In the shop Mustafa’s main tool is an archaic Mercedes sewing machine that has survived the ultimate test of time. He has hooked up an electric motor to make life easier, but often relies on the foot rocker for manual power when the fickle electricity cuts out. Every Friday night, Mustafa oils his trusty machine in anticipation of the Saturday market. He says, “now I must feed my machine for tomorrow is my Mom’s day,” which means that Saturday is his busiest day and provides a mother lode of work for him; at least I think that’s what he means. His other primary tool is a huge pair of steel scissors.
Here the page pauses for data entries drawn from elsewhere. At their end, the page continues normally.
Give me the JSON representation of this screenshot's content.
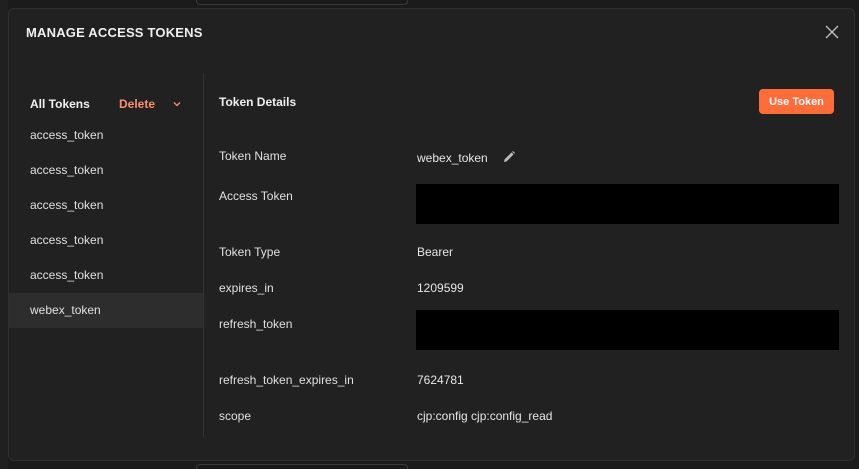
{
  "modal": {
    "title": "MANAGE ACCESS TOKENS"
  },
  "sidebar": {
    "header_label": "All Tokens",
    "delete_label": "Delete",
    "tokens": [
      "access_token",
      "access_token",
      "access_token",
      "access_token",
      "access_token",
      "webex_token"
    ],
    "selected_token": "webex_token"
  },
  "details": {
    "title": "Token Details",
    "use_token_label": "Use Token",
    "rows": {
      "token_name": {
        "label": "Token Name",
        "value": "webex_token"
      },
      "access_token": {
        "label": "Access Token",
        "value": ""
      },
      "token_type": {
        "label": "Token Type",
        "value": "Bearer"
      },
      "expires_in": {
        "label": "expires_in",
        "value": "1209599"
      },
      "refresh_token": {
        "label": "refresh_token",
        "value": ""
      },
      "refresh_token_expires_in": {
        "label": "refresh_token_expires_in",
        "value": "7624781"
      },
      "scope": {
        "label": "scope",
        "value": "cjp:config cjp:config_read"
      }
    }
  },
  "colors": {
    "accent": "#ff6c37",
    "delete": "#ff8e6a",
    "modal_bg": "#212121"
  },
  "icons": {
    "close": "close-icon",
    "chevron": "chevron-down-icon",
    "edit": "pencil-icon"
  }
}
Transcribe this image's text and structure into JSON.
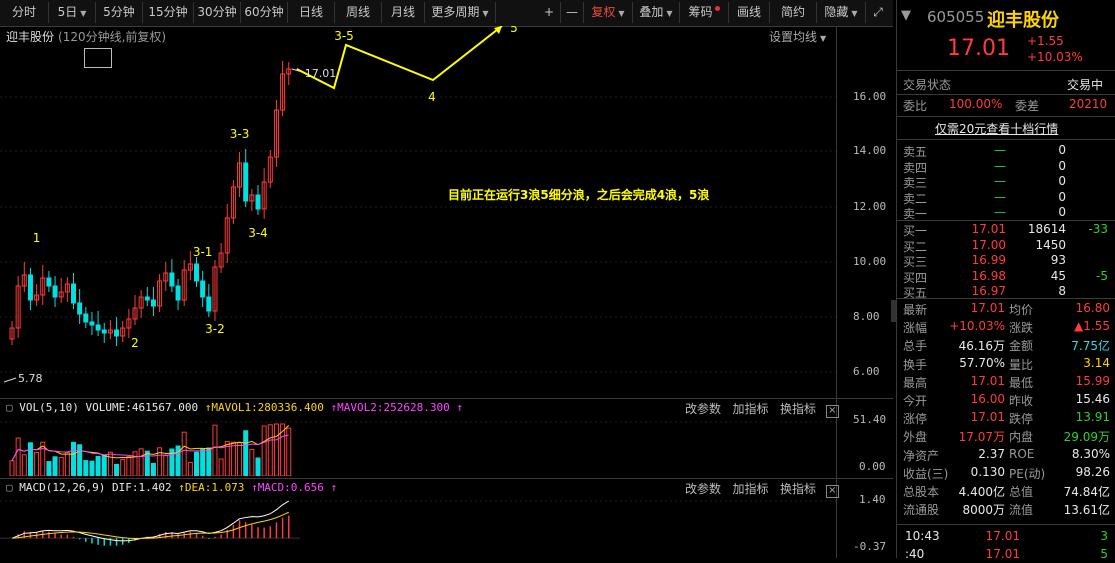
{
  "toolbar": {
    "periods": [
      "分时",
      "5日",
      "5分钟",
      "15分钟",
      "30分钟",
      "60分钟",
      "日线",
      "周线",
      "月线",
      "更多周期"
    ],
    "zoom_in": "+",
    "zoom_out": "—",
    "fuquan": "复权",
    "diejia": "叠加",
    "chouma": "筹码",
    "huaxian": "画线",
    "jianyue": "简约",
    "yincang": "隐藏",
    "expand": "⤢"
  },
  "main": {
    "title": "迎丰股份",
    "subtitle": "(120分钟线,前复权)",
    "ma_setting": "设置均线",
    "annotation": "目前正在运行3浪5细分浪，之后会完成4浪，5浪",
    "high_marker": "17.01",
    "low_marker": "5.78",
    "wave_labels": [
      "1",
      "2",
      "3-1",
      "3-2",
      "3-3",
      "3-4",
      "3-5",
      "4",
      "5"
    ],
    "y_ticks": [
      "16.00",
      "14.00",
      "12.00",
      "10.00",
      "8.00",
      "6.00"
    ]
  },
  "vol": {
    "head_name": "VOL(5,10)",
    "volume_label": "VOLUME:461567.000",
    "mavol1_label": "MAVOL1:280336.400",
    "mavol2_label": "MAVOL2:252628.300",
    "y_ticks": [
      "51.40",
      "0.00"
    ],
    "tool_params": "改参数",
    "tool_add": "加指标",
    "tool_switch": "换指标"
  },
  "macd": {
    "head_name": "MACD(12,26,9)",
    "dif_label": "DIF:1.402",
    "dea_label": "DEA:1.073",
    "macd_label": "MACD:0.656",
    "y_ticks": [
      "1.40",
      "-0.37"
    ],
    "tool_params": "改参数",
    "tool_add": "加指标",
    "tool_switch": "换指标"
  },
  "side": {
    "code": "605055",
    "name": "迎丰股份",
    "price": "17.01",
    "change": "+1.55",
    "change_pct": "+10.03%",
    "status_label": "交易状态",
    "status_value": "交易中",
    "weibi_label": "委比",
    "weibi_value": "100.00%",
    "weicha_label": "委差",
    "weicha_value": "20210",
    "promo": "仅需20元查看十档行情",
    "asks": [
      {
        "label": "卖五",
        "price": "—",
        "vol": "0"
      },
      {
        "label": "卖四",
        "price": "—",
        "vol": "0"
      },
      {
        "label": "卖三",
        "price": "—",
        "vol": "0"
      },
      {
        "label": "卖二",
        "price": "—",
        "vol": "0"
      },
      {
        "label": "卖一",
        "price": "—",
        "vol": "0"
      }
    ],
    "bids": [
      {
        "label": "买一",
        "price": "17.01",
        "vol": "18614",
        "delta": "-33"
      },
      {
        "label": "买二",
        "price": "17.00",
        "vol": "1450",
        "delta": ""
      },
      {
        "label": "买三",
        "price": "16.99",
        "vol": "93",
        "delta": ""
      },
      {
        "label": "买四",
        "price": "16.98",
        "vol": "45",
        "delta": "-5"
      },
      {
        "label": "买五",
        "price": "16.97",
        "vol": "8",
        "delta": ""
      }
    ],
    "stats": [
      {
        "l1": "最新",
        "v1": "17.01",
        "c1": "red",
        "l2": "均价",
        "v2": "16.80",
        "c2": "red"
      },
      {
        "l1": "涨幅",
        "v1": "+10.03%",
        "c1": "red",
        "l2": "涨跌",
        "v2": "▲1.55",
        "c2": "red"
      },
      {
        "l1": "总手",
        "v1": "46.16万",
        "c1": "white",
        "l2": "金额",
        "v2": "7.75亿",
        "c2": "cyan"
      },
      {
        "l1": "换手",
        "v1": "57.70%",
        "c1": "white",
        "l2": "量比",
        "v2": "3.14",
        "c2": "yellow"
      },
      {
        "l1": "最高",
        "v1": "17.01",
        "c1": "red",
        "l2": "最低",
        "v2": "15.99",
        "c2": "red"
      },
      {
        "l1": "今开",
        "v1": "16.00",
        "c1": "red",
        "l2": "昨收",
        "v2": "15.46",
        "c2": "white"
      },
      {
        "l1": "涨停",
        "v1": "17.01",
        "c1": "red",
        "l2": "跌停",
        "v2": "13.91",
        "c2": "green"
      },
      {
        "l1": "外盘",
        "v1": "17.07万",
        "c1": "red",
        "l2": "内盘",
        "v2": "29.09万",
        "c2": "green"
      },
      {
        "l1": "净资产",
        "v1": "2.37",
        "c1": "white",
        "l2": "ROE",
        "v2": "8.30%",
        "c2": "white"
      },
      {
        "l1": "收益(三)",
        "v1": "0.130",
        "c1": "white",
        "l2": "PE(动)",
        "v2": "98.26",
        "c2": "white"
      },
      {
        "l1": "总股本",
        "v1": "4.400亿",
        "c1": "white",
        "l2": "总值",
        "v2": "74.84亿",
        "c2": "white"
      },
      {
        "l1": "流通股",
        "v1": "8000万",
        "c1": "white",
        "l2": "流值",
        "v2": "13.61亿",
        "c2": "white"
      }
    ],
    "ticks": [
      {
        "time": "10:43",
        "price": "17.01",
        "vol": "3"
      },
      {
        "time": ":40",
        "price": "17.01",
        "vol": "5"
      }
    ]
  },
  "colors": {
    "up": "#ff3b3b",
    "down": "#00e0e0",
    "annotation": "#ffff00",
    "dif": "#ffffff",
    "dea": "#ffd400",
    "mavol2": "#ff44ff"
  },
  "chart_data": {
    "type": "candlestick",
    "title": "迎丰股份",
    "y_axis": {
      "ticks": [
        16,
        14,
        12,
        10,
        8,
        6
      ],
      "range": [
        5.4,
        18.2
      ]
    },
    "high": 17.01,
    "low": 5.78,
    "closes_approx": [
      7.6,
      9.1,
      9.5,
      8.6,
      8.8,
      9.4,
      9.1,
      8.7,
      8.9,
      9.2,
      8.5,
      8.1,
      7.8,
      7.7,
      7.5,
      7.4,
      7.5,
      7.3,
      7.6,
      7.9,
      8.3,
      8.7,
      8.6,
      8.4,
      9.3,
      9.6,
      9.1,
      8.6,
      9.7,
      9.9,
      9.3,
      8.7,
      8.2,
      9.8,
      10.3,
      11.6,
      12.7,
      13.6,
      12.2,
      12.4,
      11.9,
      12.9,
      13.8,
      15.5,
      16.8,
      17.01
    ],
    "volume_y_axis": {
      "ticks": [
        51.4,
        0
      ],
      "unit": "万"
    },
    "macd_y_axis": {
      "ticks": [
        1.4,
        -0.37
      ]
    }
  }
}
The fingers on his right hand are heavily calloused from the weight of the metal after years of use. Their designated spot on his table has been worn down into a bowl from the contact of the scissor’s pivot screw over and over again.
Mustafa is a devote Muslim who never misses a call to prayer. If you pass by his shop during one of the designated prayer times you’ll find it locked up as he is across the street praying. He has a mighty callous on his forehead from bowing in prayer 5 times a day every day. About 30% of Abi Adi’s people are Muslim, while the remaining 70% are Ethiopian Orthodox Christian. This ratio is pretty common in Ethiopia and Mustafa and I have discussed religious diversity in Ethiopia. One of the things I admire most about Mustafa is his devotion to his religion and his simultaneous tolerance and friendship towards other people, even me, a godless heathen secular humanist.
Most Ethiopians take pride in the peaceful friendship that exists between the various religions in the country. Both Christianity and Islam have been here for a really really long time, 5th and 7th centuries respectively. They have found balance and mutual respect and have co-habited this country peacefully for generations. There are some exceptions, notably a 16th century attack on Christianity in Tigray, and some modern tensions from radical Islam outside of Ethiopia, but overall things are peaceful. Mustafa and I have discussed how the rest of the world could learn a valuable lesson from Ethiopia’s attitude of live and let live with respect to religion.
Another key advantage of having a tailor friend is that he can help you find good clothing. Recently Mustafa helped me order a custom made suit by the best (purportedly) suit tailor in Abi Adi, Wudi Haji. I wanted to get a custom Ethiopian suit for my sister’s wedding in September. We made a few trips into Wudi Haji’s shop so he could take measurements for the perfect fit. I got the final suit a few weeks ago and it looks…good. I’m not going to post pictures yet because I want it to be a surprise at my sister’s wedding in America. Suffice it to say that it is dark blue and shiny. It will get your attention. Mustafa says that we should have a “suit program” where I invite some friends out to drink sodas and tea, while wearing my new suit of course.
Mustafa calls me a famous man because I am recognizable (especially if I wear my new suit) and some people know me. Most people at least know who I am. However, I return the adjective and apply it to him because, as I tell him, he has so many friends here in Abi Adi. I’m glad to be one of them.